Hopefully, this review will help break the veil of communication rules that are semi-intentional at Brighton. Detailed information on contact with the admitted is attached, as I\'ve found it frustrating from the outside to find relevant information on connecting without marketing slant. I work in business development, so I understand their collateral is written to attract but vaguery seems odd for an institution priding itself in involving and educating circles of support for the addict. I am new to addictive support but familiar enough from relational and grief support groups. This review is meant to be factual from someone experiencing rehab from truly the \"outside.\"
I\'ve had friends of friends, and acquaintances, in this location before get needed help; but this is the first for a close friend. The facility is what you would expect, except for contact during detox and the sniffer dogs. That is a nice touch, most certainly makes it feel to those with a trained eye that this is not prison. I think it adds a bit of safety, especially with court-ordered attendees. I like dogs as did my friend, so it was harder not to interact with them socially then tolerate their presence. :) They are a comforting level of energy when you become accustomed, and make the place feel less empty.
The admitted cannot have momentos or electronic devices, so text and calls on demand are completely out. I have not yet asked about email, but I suspect - despite this not being a facility treating non-chemical addictions like nymphomania or pornography - email is also a no-go. It\'s easy to get into other inappropriate coping mechanisms, and the admitting may have pysch-chemical issues beyond dependency; or, even multiple addictions being non-chemical. The do not allow sugar (meant as candy or sugary food, per se), caffeine or tobacco - and medical marijuana is replaced with pain management consulting - so I didn\'t ask about email with good reason.
My apprehension reading about the gender-separated dormitories being so close, court-ordered attendees, complaints of less than stimulating classes, less than perfect food, lack of direct counseling or addressing psycho-chemical issues, and a potential insurance churn complaint is minimal compared to having no real information or documentation on communication available pre-admission. My friend is a very interconnected with friends and family, which makes this a bane in general. At best, it will disconnect the addict from those enabling, those indulging fantasies of non-deceit, and those in denial. But as they heal on-site, and as the circle of influence is educated by the programs, the disconnection was not healthy.
Detox is not a standard, three-day no contact period; it goes from one to ten days, and contact is allowed. The program is flexible length, short as 10 days and long as 90. As a major hospital, St. John\'s uses insurance which appears to play into the stay length. My belief is something is better than nothing, since any addiction program is going to be about admission and support systems. Rehab is at or nearly rock-bottom, and although more time helps an addict to own the label, it isn\'t necessarily length-dependent on successful recovery. This is why plugging in and contacting the admitted if you know them is so important.

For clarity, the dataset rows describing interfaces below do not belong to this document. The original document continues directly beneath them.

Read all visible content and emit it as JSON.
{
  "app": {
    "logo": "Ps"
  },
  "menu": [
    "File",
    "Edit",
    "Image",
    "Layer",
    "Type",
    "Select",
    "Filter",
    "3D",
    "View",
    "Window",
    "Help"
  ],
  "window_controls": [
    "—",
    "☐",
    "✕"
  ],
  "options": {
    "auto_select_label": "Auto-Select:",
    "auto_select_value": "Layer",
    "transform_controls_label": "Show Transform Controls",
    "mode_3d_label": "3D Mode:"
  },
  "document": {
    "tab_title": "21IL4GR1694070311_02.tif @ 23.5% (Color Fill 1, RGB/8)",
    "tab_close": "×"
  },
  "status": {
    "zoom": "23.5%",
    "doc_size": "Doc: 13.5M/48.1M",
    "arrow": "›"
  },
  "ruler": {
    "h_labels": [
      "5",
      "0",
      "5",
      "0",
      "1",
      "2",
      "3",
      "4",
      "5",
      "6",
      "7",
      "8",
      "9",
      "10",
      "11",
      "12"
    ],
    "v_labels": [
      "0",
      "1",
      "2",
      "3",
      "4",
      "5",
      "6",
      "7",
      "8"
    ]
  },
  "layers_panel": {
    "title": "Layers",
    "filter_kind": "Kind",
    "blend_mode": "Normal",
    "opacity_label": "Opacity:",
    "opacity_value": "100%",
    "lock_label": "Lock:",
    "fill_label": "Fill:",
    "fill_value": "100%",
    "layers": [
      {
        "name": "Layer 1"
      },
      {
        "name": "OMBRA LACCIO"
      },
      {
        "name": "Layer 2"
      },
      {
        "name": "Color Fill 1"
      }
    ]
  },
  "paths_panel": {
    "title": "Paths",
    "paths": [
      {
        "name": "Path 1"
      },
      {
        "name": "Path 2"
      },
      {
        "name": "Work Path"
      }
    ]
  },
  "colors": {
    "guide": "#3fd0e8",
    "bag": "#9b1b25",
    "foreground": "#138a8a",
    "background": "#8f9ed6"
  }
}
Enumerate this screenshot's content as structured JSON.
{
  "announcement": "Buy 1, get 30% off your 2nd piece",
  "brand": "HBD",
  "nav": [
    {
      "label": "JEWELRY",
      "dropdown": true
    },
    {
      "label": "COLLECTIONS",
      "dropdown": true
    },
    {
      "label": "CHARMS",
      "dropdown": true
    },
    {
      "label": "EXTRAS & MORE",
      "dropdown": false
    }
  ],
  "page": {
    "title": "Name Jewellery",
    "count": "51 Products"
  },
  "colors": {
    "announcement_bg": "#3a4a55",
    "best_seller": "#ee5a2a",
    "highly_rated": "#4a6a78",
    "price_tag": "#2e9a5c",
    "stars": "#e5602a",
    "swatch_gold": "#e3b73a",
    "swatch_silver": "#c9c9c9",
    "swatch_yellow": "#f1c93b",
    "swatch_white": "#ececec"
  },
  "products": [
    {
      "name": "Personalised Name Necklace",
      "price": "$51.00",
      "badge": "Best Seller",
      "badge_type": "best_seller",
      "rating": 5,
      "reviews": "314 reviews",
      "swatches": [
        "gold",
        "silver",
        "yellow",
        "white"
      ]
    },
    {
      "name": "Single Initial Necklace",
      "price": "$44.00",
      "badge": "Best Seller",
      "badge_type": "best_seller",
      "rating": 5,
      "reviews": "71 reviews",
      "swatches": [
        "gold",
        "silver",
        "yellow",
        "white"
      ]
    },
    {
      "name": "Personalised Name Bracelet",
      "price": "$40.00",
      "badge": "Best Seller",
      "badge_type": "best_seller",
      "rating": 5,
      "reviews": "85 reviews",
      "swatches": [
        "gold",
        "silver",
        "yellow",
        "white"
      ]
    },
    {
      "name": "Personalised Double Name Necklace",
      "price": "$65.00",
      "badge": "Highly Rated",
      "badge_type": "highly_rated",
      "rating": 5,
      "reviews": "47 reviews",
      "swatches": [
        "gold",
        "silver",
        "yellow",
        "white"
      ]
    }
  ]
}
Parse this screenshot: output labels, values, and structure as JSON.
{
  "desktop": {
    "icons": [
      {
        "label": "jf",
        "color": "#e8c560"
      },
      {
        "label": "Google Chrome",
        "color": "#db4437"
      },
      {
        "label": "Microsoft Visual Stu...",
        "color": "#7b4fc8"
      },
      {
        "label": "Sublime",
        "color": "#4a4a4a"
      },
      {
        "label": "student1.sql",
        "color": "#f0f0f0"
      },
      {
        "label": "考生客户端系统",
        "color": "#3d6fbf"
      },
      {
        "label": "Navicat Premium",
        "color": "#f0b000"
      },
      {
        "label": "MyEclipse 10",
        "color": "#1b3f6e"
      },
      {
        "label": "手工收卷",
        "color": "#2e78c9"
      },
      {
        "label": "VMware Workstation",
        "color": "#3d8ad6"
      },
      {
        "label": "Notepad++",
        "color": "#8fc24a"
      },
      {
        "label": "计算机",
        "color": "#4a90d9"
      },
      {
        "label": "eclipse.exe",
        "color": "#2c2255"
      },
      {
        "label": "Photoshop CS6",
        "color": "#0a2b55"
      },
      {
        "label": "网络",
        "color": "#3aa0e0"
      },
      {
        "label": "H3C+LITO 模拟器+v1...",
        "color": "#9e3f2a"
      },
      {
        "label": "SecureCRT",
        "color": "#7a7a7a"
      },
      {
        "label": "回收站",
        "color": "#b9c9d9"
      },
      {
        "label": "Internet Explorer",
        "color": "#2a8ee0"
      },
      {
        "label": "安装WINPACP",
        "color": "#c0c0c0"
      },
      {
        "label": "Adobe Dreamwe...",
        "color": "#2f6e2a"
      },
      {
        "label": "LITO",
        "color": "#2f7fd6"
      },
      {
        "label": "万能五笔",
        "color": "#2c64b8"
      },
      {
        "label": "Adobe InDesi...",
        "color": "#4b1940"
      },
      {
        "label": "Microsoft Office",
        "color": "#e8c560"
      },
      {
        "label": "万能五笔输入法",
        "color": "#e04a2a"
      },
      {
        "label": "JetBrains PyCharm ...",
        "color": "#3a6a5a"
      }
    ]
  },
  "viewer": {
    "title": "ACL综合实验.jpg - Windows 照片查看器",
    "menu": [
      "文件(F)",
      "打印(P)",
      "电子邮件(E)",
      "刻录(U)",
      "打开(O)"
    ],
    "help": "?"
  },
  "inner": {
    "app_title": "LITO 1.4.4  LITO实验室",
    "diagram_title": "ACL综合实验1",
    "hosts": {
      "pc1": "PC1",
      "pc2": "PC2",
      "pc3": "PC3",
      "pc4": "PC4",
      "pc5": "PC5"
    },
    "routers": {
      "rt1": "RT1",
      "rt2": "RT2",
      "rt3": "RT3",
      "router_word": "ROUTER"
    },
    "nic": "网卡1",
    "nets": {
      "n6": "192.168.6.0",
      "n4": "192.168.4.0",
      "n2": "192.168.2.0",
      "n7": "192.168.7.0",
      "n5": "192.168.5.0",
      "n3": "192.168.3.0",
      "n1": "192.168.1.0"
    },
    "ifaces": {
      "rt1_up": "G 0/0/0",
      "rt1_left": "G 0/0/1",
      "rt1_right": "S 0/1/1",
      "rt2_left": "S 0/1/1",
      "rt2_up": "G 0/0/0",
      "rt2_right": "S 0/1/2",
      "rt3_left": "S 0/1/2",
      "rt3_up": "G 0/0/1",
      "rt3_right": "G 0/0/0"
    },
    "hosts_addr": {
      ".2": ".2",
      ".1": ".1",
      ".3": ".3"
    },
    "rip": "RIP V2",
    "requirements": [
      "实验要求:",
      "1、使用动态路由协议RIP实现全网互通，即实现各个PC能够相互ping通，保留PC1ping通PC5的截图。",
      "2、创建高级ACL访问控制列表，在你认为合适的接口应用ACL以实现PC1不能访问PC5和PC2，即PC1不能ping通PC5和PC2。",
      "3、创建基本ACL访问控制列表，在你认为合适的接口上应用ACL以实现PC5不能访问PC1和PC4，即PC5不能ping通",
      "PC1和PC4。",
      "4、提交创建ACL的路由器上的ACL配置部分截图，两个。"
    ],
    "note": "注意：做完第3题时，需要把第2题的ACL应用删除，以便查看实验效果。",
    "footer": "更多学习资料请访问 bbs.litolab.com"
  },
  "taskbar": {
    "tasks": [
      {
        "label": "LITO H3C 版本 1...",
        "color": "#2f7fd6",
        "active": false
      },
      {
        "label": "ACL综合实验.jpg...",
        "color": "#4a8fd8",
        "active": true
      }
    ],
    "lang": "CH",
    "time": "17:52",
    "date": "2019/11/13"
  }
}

Like all rehab facilities under HIPPA, the facility cannot provide whether your loved one is admitted. They must authorize in writing visiting, which is not the first on the rehab list since addiction fogs the brain. I was advised to wait for my friend\'s call when I called about detox length and contact. They did not tell me I can leave them a message they deliver several times a day, but many of the staff are recovered addicts who are on multiple tasks for their role - this guy wasn\'t the phone info guy necessarily. I called the immediate family of the admitted once, and they didn\'t call back so I called the facility who said postal mail is allowed. I personally use a business size envelope marked personal correspondence and the resident building address, leaving a personally named envelope inside, to protect her privacy.
To recap, your loved one can call you the day after admitted. It appears they have fifteen minutes a day to call. Do not take it personally if they don\'t call you, as they have a full day schedule longer than a work day that starts at 6am, and several core people to call they care about also. You may leave a message on the \"contact line\" but I recommend not calling more than once every few days as a nuisance. You cannot email, call in to reach, or text; you can write by postal mail. The staff seem supportive and friendly, but I gather not much personal counseling time is offered - my loved one needed that extra support.
Personal visitation requires attendance to an entire half day program, every visit, starting after lunch. COnsider it basic education or \"boot camp\" to addiction support. Given my background, I found it empowering! I had just before her rehab found that I was making both a minor and serious mistake. Programs are currently afternoons on Wednesdays and Saturdays. They basically have two rotating program weeks (A and B), with four total programs. So, if the admitted is there a month or so, you have a chance to attend all four programs. The only semi-private personal time is an open meeting area (much like a low security prison family meeting area but far more comfortable surroundings) for 45 minutes between the program halves. You will be ushered out at 5pm either day, no exceptions; you will not see where the admitted live for privacy reasons. (This seems standard but does make me wonder, \"How do I know how you have treated my friend?\") Wednesdays after a long dinner period is an open chat with staff about addiction and support. Short of a court order, you are not seeing your loved one in person outside of their release or staying the entire program.
Final verdict, being the second time in rehab for this admitted, they have to want help. They have to realize addiction is supernatural, and requires that level of power for a release. And, unless you are directly involved in the intervention, facility selection or admission, you are in for a rocky ride if you don\'t get assertive with the inner circle and call the facility.